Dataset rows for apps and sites

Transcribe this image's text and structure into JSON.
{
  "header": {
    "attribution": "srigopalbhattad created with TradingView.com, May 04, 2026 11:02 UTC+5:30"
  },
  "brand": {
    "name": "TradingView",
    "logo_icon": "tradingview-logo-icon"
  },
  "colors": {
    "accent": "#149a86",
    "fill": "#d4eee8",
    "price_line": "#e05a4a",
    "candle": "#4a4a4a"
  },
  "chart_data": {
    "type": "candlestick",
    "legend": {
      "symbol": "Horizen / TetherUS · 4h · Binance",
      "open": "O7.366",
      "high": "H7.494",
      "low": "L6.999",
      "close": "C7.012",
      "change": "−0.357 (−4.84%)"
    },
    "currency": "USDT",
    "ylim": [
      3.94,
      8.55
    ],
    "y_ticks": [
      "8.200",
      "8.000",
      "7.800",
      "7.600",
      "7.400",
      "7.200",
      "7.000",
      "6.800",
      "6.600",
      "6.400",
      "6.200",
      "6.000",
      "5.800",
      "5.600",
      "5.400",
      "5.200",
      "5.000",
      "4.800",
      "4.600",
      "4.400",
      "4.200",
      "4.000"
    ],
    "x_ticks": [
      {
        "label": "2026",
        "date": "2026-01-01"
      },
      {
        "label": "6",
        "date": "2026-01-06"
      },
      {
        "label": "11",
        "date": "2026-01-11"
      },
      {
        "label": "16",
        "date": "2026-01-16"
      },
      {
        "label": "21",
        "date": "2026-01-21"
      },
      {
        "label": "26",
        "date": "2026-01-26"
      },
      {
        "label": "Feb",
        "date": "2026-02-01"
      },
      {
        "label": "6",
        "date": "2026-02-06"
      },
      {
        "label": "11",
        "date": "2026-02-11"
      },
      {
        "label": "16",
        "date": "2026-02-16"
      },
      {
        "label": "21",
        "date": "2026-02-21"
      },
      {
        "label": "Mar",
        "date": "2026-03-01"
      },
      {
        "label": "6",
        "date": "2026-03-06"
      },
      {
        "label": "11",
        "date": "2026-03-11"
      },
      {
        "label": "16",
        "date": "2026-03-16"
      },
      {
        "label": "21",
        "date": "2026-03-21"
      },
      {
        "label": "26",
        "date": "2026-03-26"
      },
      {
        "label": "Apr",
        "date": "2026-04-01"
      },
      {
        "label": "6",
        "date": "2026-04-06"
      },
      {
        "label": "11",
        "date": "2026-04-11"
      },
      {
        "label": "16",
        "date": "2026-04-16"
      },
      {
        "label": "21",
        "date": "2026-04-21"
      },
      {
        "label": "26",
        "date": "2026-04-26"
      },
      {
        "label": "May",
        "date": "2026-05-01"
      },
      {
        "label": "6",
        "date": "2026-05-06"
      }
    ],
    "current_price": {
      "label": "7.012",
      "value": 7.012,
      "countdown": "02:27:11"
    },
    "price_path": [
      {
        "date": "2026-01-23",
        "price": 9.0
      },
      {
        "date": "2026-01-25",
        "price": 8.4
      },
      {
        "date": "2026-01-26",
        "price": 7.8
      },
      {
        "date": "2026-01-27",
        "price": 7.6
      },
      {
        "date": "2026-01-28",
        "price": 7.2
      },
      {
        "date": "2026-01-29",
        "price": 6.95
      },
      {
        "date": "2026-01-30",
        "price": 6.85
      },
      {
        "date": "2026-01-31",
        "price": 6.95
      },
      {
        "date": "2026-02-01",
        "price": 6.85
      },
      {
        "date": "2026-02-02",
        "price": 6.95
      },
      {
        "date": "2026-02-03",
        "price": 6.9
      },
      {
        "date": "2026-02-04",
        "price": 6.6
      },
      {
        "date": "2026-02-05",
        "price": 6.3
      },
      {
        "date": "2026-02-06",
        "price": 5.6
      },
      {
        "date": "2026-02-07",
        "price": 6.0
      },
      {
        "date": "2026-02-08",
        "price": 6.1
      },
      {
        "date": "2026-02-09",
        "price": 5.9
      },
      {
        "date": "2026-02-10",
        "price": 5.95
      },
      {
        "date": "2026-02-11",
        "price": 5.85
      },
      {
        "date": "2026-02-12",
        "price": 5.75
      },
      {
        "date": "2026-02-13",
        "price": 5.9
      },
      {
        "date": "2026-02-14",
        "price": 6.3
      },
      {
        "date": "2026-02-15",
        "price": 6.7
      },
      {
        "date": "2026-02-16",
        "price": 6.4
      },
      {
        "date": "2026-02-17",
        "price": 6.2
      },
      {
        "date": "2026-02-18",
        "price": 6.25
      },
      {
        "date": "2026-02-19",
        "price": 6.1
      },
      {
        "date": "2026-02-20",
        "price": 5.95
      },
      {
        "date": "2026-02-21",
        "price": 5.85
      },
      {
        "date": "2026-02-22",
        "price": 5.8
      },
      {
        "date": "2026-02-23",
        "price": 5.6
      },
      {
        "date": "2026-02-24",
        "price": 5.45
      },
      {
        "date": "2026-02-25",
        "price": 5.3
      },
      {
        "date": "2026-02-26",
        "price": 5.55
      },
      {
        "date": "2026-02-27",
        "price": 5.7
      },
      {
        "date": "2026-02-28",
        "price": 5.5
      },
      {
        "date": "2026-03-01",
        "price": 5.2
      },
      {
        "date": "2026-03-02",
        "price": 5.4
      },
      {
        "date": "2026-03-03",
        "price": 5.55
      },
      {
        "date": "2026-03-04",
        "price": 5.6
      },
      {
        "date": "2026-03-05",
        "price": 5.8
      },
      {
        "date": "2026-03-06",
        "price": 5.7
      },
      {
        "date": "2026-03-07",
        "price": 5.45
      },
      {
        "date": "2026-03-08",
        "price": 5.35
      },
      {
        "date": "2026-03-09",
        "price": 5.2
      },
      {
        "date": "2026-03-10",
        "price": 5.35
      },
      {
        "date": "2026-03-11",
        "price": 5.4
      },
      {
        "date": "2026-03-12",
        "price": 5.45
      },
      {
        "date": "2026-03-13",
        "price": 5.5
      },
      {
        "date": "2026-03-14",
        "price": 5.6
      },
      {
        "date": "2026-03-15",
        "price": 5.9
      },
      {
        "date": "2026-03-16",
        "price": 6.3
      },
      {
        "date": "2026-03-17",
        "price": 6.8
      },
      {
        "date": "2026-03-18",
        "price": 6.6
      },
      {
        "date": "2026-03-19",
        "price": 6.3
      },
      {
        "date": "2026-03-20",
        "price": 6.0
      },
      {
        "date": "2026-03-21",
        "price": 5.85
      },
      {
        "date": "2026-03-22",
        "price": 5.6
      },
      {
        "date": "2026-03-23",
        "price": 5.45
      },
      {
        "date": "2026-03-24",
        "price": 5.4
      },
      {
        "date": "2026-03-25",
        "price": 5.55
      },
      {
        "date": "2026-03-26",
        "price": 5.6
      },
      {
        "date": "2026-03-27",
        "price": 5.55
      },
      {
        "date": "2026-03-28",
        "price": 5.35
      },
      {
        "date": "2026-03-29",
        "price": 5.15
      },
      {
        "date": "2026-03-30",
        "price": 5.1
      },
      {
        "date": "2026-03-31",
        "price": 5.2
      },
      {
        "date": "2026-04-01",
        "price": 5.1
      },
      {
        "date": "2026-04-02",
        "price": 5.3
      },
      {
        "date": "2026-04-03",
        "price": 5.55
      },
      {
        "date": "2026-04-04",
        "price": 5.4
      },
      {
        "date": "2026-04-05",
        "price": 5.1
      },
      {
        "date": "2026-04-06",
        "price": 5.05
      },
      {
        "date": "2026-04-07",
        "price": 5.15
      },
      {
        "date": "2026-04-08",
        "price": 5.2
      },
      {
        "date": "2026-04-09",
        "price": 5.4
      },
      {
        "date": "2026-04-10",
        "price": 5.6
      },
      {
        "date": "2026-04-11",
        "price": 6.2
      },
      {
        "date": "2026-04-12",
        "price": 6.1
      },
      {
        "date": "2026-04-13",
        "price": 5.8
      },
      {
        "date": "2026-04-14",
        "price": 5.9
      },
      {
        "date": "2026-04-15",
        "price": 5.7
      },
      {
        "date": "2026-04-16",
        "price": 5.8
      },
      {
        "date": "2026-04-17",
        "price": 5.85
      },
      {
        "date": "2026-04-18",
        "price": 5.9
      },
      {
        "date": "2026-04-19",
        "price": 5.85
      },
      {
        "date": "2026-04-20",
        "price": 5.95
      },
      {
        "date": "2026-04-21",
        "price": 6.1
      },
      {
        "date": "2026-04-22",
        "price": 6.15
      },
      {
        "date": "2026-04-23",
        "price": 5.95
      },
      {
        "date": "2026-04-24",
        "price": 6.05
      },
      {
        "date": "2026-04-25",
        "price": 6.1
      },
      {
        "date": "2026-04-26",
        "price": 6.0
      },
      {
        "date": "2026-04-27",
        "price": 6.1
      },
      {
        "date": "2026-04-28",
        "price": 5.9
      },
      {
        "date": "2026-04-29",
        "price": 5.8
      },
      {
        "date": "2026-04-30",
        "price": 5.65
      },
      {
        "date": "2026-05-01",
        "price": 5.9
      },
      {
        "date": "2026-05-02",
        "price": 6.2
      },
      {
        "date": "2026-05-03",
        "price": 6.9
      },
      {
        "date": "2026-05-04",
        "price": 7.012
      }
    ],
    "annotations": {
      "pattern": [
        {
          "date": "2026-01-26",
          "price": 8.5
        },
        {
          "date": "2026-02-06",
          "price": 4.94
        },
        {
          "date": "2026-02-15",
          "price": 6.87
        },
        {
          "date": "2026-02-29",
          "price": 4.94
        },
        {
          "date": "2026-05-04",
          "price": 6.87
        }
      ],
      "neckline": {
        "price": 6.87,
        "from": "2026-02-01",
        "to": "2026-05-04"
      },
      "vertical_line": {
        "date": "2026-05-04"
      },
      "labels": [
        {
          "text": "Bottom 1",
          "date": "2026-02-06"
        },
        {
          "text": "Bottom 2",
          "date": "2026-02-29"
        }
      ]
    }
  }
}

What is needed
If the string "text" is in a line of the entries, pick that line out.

Output of the exercise
Transcribe this image's text and structure into JSON.
          "text": "Bottom 1",
          "text": "Bottom 2",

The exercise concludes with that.